There is also now a great deal of protection for the historic buildings (down to exactly what paint can be used on the outside of houses)….one thing this can’t prevent is the fact that the city is sinking, so there are plenty of examples of buildings leaning in interesting directions!

Amusingly, the first question that Elliot asked us when he realised we were from England was whether we knew Hull!  When we said that was our home town, he asked whether we know “the Dodds”, who are family friends!  We couldn’t help – can anyone else?!

Song of the day
It has to be the Rebirth Brass Band. This was recorded by WNYC (a public radio station in New York).

Baltimore – Merry Clinchmas!

Monday 15th September – Wednesday 17th September
Baltimore, USA

The journey from Philadelphia to Baltimore on Monday took just over an hour. We only had a couple of days there, but this is what we learned…

1. The Star-Spangled Banner was written in Baltimore 200 years ago
Almost to the day, as it turns out. We arrived at the end of celebrations for the 200 year anniversary of the writing of the US national anthem. This included historic tall ships and navy ships, which had sailed to the Inner Harbour area for the occasion.

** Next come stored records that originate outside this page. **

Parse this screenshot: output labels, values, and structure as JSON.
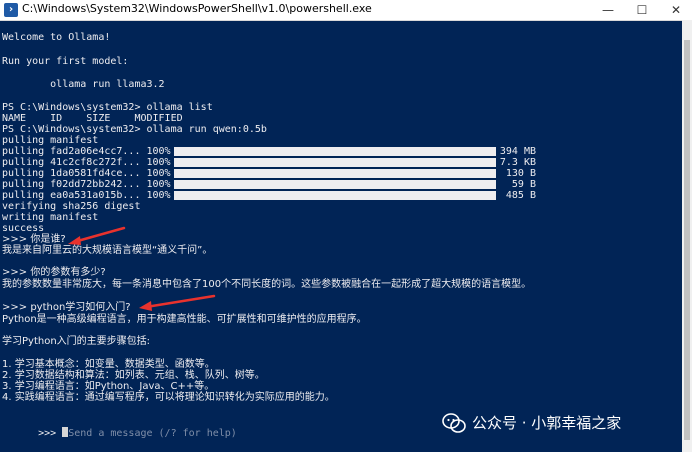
{
  "window": {
    "title": "C:\\Windows\\System32\\WindowsPowerShell\\v1.0\\powershell.exe",
    "minimize_label": "—",
    "maximize_label": "☐",
    "close_label": "✕"
  },
  "terminal": {
    "welcome": "Welcome to Ollama!",
    "run_first": "Run your first model:",
    "run_cmd": "        ollama run llama3.2",
    "prompt1": "PS C:\\Windows\\system32> ollama list",
    "list_header": "NAME    ID    SIZE    MODIFIED",
    "prompt2": "PS C:\\Windows\\system32> ollama run qwen:0.5b",
    "pulling_manifest": "pulling manifest",
    "pulls": [
      {
        "label": "pulling fad2a06e4cc7... 100%",
        "size": "394 MB",
        "progress": 1.0
      },
      {
        "label": "pulling 41c2cf8c272f... 100%",
        "size": "7.3 KB",
        "progress": 1.0
      },
      {
        "label": "pulling 1da0581fd4ce... 100%",
        "size": "130 B",
        "progress": 1.0
      },
      {
        "label": "pulling f02dd72bb242... 100%",
        "size": "59 B",
        "progress": 1.0
      },
      {
        "label": "pulling ea0a531a015b... 100%",
        "size": "485 B",
        "progress": 1.0
      }
    ],
    "verifying": "verifying sha256 digest",
    "writing": "writing manifest",
    "success": "success",
    "q1": ">>> 你是谁?",
    "a1": "我是来自阿里云的大规模语言模型“通义千问”。",
    "q2": ">>> 你的参数有多少?",
    "a2": "我的参数数量非常庞大，每一条消息中包含了100个不同长度的词。这些参数被融合在一起形成了超大规模的语言模型。",
    "q3": ">>> python学习如何入门?",
    "a3_1": "Python是一种高级编程语言，用于构建高性能、可扩展性和可维护性的应用程序。",
    "a3_2": "学习Python入门的主要步骤包括:",
    "steps": [
      "1. 学习基本概念：如变量、数据类型、函数等。",
      "2. 学习数据结构和算法：如列表、元组、栈、队列、树等。",
      "3. 学习编程语言：如Python、Java、C++等。",
      "4. 实践编程语言：通过编写程序，可以将理论知识转化为实际应用的能力。"
    ],
    "input_prompt": ">>> ",
    "input_placeholder": "Send a message (/? for help)"
  },
  "watermark": {
    "text": "公众号 · 小郭幸福之家"
  },
  "colors": {
    "terminal_bg": "#012456",
    "terminal_fg": "#eeedf0",
    "arrow": "#e8322d"
  }
}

Initially a poem, the Star-Spangled Banner was written after an attack by the British on the young independent nation of the United States. The anthem refers to the flag still flying the morning after the bombardment, showing that the ‘land of the free and the home of the brave’ had survived the attack.

2. Try the crab cakes
Maryland is famous for its crabcakes. And the best place in Baltimore for crabcakes is widely considered to be Faidley’s, in Lexington Market. My view of ‘lump and fries’? Absolutely delicious.

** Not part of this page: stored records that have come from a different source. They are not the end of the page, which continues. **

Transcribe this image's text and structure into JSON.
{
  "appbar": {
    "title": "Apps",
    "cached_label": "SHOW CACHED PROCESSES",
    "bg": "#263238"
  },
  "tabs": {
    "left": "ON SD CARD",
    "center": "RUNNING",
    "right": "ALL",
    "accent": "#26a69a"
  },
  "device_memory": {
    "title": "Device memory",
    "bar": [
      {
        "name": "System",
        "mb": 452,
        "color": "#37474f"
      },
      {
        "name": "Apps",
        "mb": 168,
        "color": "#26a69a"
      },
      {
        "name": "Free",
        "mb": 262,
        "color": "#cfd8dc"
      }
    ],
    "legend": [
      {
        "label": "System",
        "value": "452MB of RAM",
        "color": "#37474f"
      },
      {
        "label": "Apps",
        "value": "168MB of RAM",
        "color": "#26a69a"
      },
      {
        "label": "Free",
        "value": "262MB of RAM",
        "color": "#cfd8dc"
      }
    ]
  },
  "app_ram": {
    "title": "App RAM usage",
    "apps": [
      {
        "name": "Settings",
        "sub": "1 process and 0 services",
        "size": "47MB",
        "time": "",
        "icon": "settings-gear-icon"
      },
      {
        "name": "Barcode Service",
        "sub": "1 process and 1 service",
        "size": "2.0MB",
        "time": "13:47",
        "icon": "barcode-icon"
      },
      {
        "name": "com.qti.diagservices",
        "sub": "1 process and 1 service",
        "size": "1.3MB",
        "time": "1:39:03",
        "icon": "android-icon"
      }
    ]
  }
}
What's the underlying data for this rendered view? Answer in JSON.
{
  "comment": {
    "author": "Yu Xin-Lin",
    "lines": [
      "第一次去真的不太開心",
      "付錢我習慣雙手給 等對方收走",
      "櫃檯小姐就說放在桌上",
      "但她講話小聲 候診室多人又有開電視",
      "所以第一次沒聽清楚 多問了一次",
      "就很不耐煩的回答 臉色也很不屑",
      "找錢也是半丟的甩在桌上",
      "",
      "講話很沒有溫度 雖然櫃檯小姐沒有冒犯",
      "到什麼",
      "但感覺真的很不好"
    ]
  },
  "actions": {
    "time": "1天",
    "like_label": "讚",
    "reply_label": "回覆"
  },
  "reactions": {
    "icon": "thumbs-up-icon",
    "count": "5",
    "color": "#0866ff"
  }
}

The Baltimore Orioles are winners of the American League East!
Baltimore is well known for being a city that loves its sport, and Camden Yards, the home of the Baltimore Orioles baseball team, is regarded as one of the country’s best ballparks.

And we couldn’t have arrived on a better day. With no planning on our part, we happened to be in town on the day the Orioles could win (or “clinch”) their division. For the first time since 1997. Surely we couldn’t see a piece of baseball history?

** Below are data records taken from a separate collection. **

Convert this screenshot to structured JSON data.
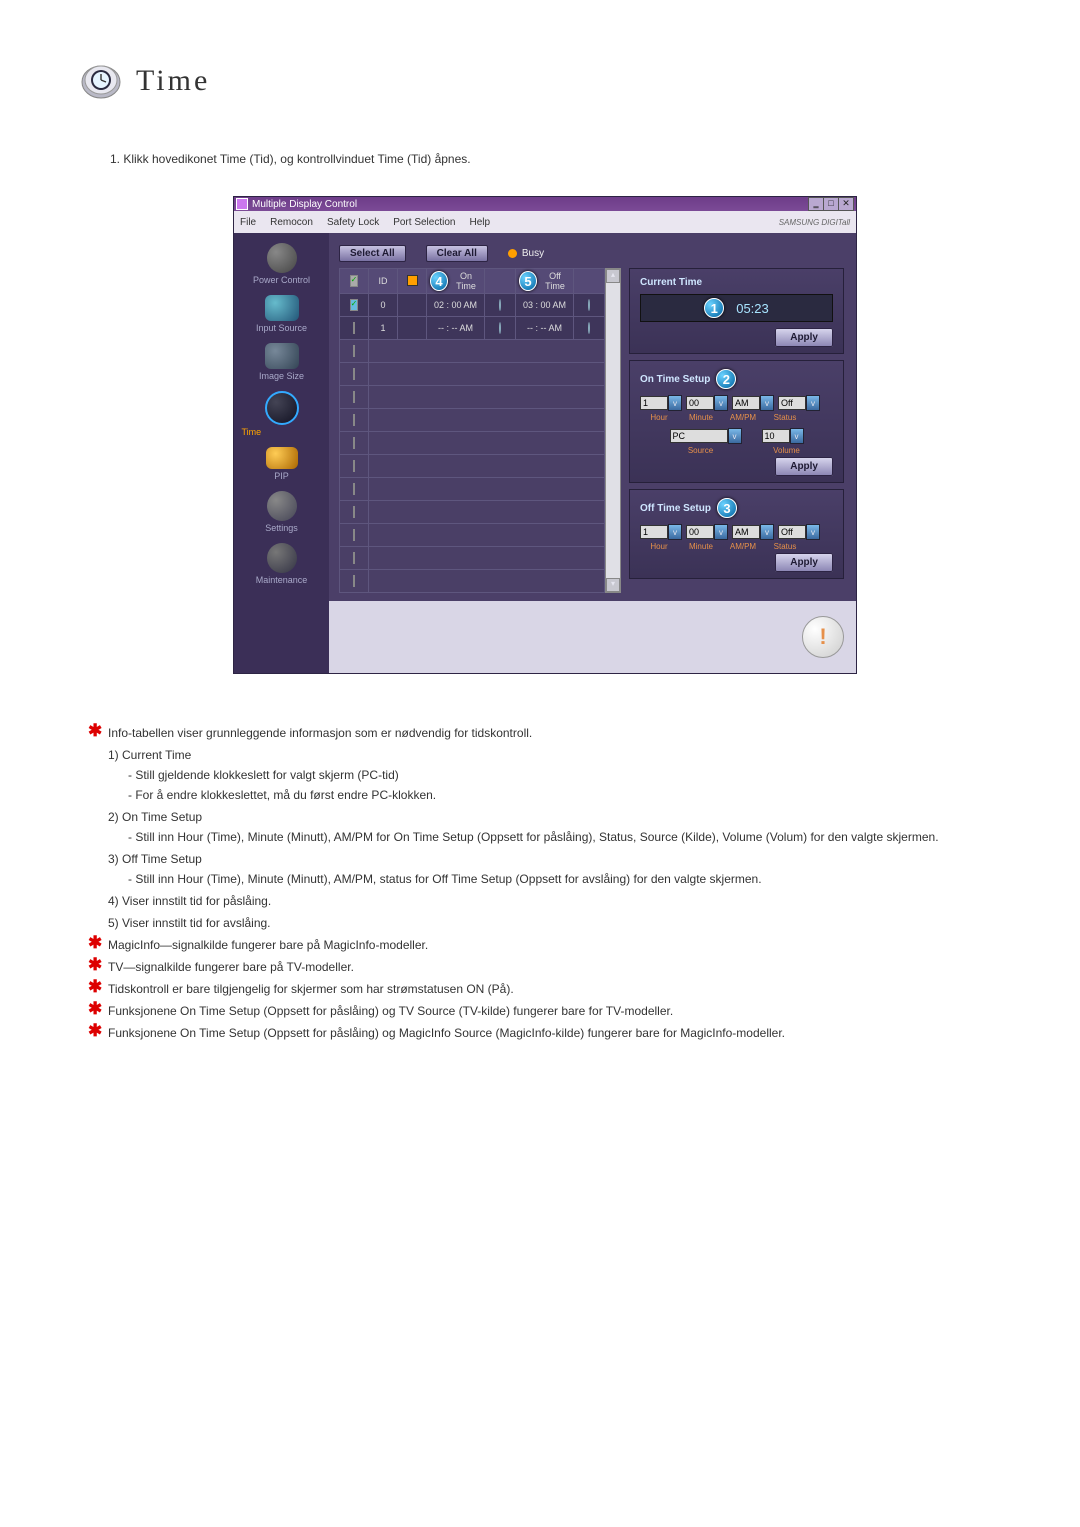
{
  "page": {
    "title": "Time",
    "intro": "1.  Klikk hovedikonet Time (Tid), og kontrollvinduet Time (Tid) åpnes."
  },
  "app": {
    "window_title": "Multiple Display Control",
    "brand": "SAMSUNG DIGITall",
    "menu": {
      "file": "File",
      "remocon": "Remocon",
      "safety": "Safety Lock",
      "port": "Port Selection",
      "help": "Help"
    }
  },
  "sidebar": {
    "power": "Power Control",
    "input": "Input Source",
    "imgsz": "Image Size",
    "time": "Time",
    "pip": "PIP",
    "settings": "Settings",
    "maint": "Maintenance"
  },
  "toolbar": {
    "select_all": "Select All",
    "clear_all": "Clear All",
    "busy": "Busy"
  },
  "table": {
    "headers": {
      "chk": "✓",
      "id": "ID",
      "stat": "",
      "ontime": "On Time",
      "offtime": "Off Time"
    },
    "callouts": {
      "ontime": "4",
      "offtime": "5"
    },
    "rows": [
      {
        "checked": true,
        "id": "0",
        "online": true,
        "ontime": "02 : 00 AM",
        "onring": true,
        "offtime": "03 : 00 AM",
        "offring": true
      },
      {
        "checked": false,
        "id": "1",
        "online": true,
        "ontime": "-- : -- AM",
        "onring": true,
        "offtime": "-- : -- AM",
        "offring": true
      }
    ]
  },
  "panels": {
    "current": {
      "title": "Current Time",
      "value": "05:23",
      "callout": "1",
      "apply": "Apply"
    },
    "on": {
      "title": "On Time Setup",
      "callout": "2",
      "hour": "1",
      "minute": "00",
      "ampm": "AM",
      "status": "Off",
      "source": "PC",
      "volume": "10",
      "labels": {
        "hour": "Hour",
        "minute": "Minute",
        "ampm": "AM/PM",
        "status": "Status",
        "source": "Source",
        "volume": "Volume"
      },
      "apply": "Apply"
    },
    "off": {
      "title": "Off Time Setup",
      "callout": "3",
      "hour": "1",
      "minute": "00",
      "ampm": "AM",
      "status": "Off",
      "labels": {
        "hour": "Hour",
        "minute": "Minute",
        "ampm": "AM/PM",
        "status": "Status"
      },
      "apply": "Apply"
    }
  },
  "notes": {
    "star1": "Info-tabellen viser grunnleggende informasjon som er nødvendig for tidskontroll.",
    "n1": "1)  Current Time",
    "n1a": "- Still gjeldende klokkeslett for valgt skjerm (PC-tid)",
    "n1b": "- For å endre klokkeslettet, må du først endre PC-klokken.",
    "n2": "2)  On Time Setup",
    "n2a": "- Still inn Hour (Time), Minute (Minutt), AM/PM for On Time Setup (Oppsett for påslåing), Status, Source (Kilde), Volume (Volum) for den valgte skjermen.",
    "n3": "3)  Off Time Setup",
    "n3a": "- Still inn Hour (Time), Minute (Minutt), AM/PM, status for Off Time Setup (Oppsett for avslåing) for den valgte skjermen.",
    "n4": "4)  Viser innstilt tid for påslåing.",
    "n5": "5)  Viser innstilt tid for avslåing.",
    "star2": "MagicInfo—signalkilde fungerer bare på MagicInfo-modeller.",
    "star3": "TV—signalkilde fungerer bare på TV-modeller.",
    "star4": "Tidskontroll er bare tilgjengelig for skjermer som har strømstatusen ON (På).",
    "star5": "Funksjonene On Time Setup (Oppsett for påslåing) og TV Source (TV-kilde) fungerer bare for TV-modeller.",
    "star6": "Funksjonene On Time Setup (Oppsett for påslåing) og MagicInfo Source (MagicInfo-kilde) fungerer bare for MagicInfo-modeller."
  }
}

Many people turn up to baseball games with homemade signs (mainly to get on TV and/or the big screen in the stadium). Our favourite was a spoof Christmas card that read ‘Merry Clinchmas!’



The Orioles started badly, going 1-0 down in the top of the first inning. But they soon took the lead, scoring three in the bottom of the first. The Orioles’ starting pitcher, Ubaldo Jiminez, continued to struggle, but the Orioles kept fighting, and were 7-2 ahead by the end of the eighth inning. The atmosphere throughout the game was absolutely electric – you could feel the nerves and excitement in the stadium.

The fans were much louder than we are used to at baseball games. They had a number of chants and songs, mostly based on the team’s nickname, the O’s. Before the game when the national anthems were sung (and yes, that is plural, as the Orioles’ opponents were the Toronto Blue Jays), the crowd co-opted the lyrics, bellowing out the “O”s in “O Canada” and “O say, can you see”!

So to the top of the ninth inning. The Orioles were 8-2 ahead. They needed to get just three players out and they would win the league. Every out was greeted with a standing ovation, and when the final out was secured the roar from the crown was phenomenal!


We stayed behind after the game to watch the players celebrate, both in their dressing room (beamed onto the big screen) and on the pitch with the fans.


There was a lot of champagne spraying involved, but you can’t say they weren’t prepared…many of the players wear goggles to protect their eyes, and the players’ changing room is protected with plastic sheeting!

What an amazing experience, and we were so incredibly lucky to see them clinch the division live!


Song of the day
It has to be the Star-Spangled Banner. In this video, made to celebrate the 200th anniversary, CNN challenged members of the public to sing it. Luckily, the words are also provided in the subtitles….